Yes, it’s growing on me slowly… sort of like mildew.
I lived in South Florida for over 30 years. It rather defined my definition of what it meant to be a Floridian. I didn’t really need to know much more than the fact that we had orange trees and palm trees, it almost never hit a freezing point (although it did once snow for about 4 minutes during the seventies), and the first thing one noticed when the airport doors opened was the smell of exhaust and salt water. We had two seasons: hurricane season and tourist season (guess which I preferred?) and could usually wear our shorts right up to Christmas most of the time.
Then we moved to Tampa. It wasn’t by choice — my husband’s job was here.
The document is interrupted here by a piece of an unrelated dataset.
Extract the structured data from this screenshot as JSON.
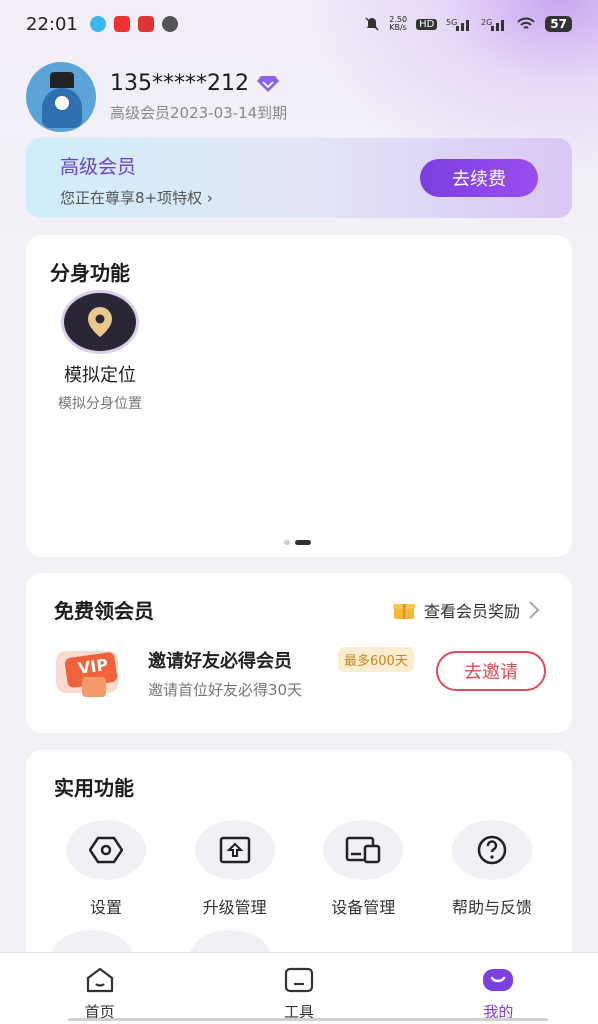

I never paid much attention to Tampa before. Never had to. We had pretty much everything we needed and there was no need to look further. This is sort of a different version of the Little Havana syndrome. There, the entire community can be insulated from the rest of the world, with Cuban restaurants, churches, doctors and supermarkets all speaking Spanish, and some of these folks haven’t learned English in the 30 years or so they’ve been in Miami — never had to. But I digress.
I never had to pay attention to Tampa because I never had to look past my own USDA Zone 10 for anything I needed. When we moved here, I had to adjust to an entirely different sort of town, a slightly different climate, and I did not like it one bit. There are still plenty of cows here, and not nearly enough Thai restaurants. They grow strawberries here by the ton, but tomatoes are still $4 a pound. We have blazing-hot summers, but we also have nothing but sterile sand here, and none of that rich, black soil like we did back in South Florida, courtesy of the River of Grass.
In short, it’s taking a while to adjust.
However, I’m working on it. I’ve found it’s nice to have a bit of a seasonal change, even if it only means frost on the windows for 2 weeks out of the year. Plus, I’m closer to my parents in Gainesville, which is a HUGE bonus, especially because we have kids now.
And I think, maybe, I might just learn to like Tampa enough to shrug out of my prejuduce. It’s not South Florida, granted… but last time I visited, I couldn’t wait to leave. It simply didn’t “fit” me anymore.
So, Tampa and I will have a mutual adjustment period. It works for me.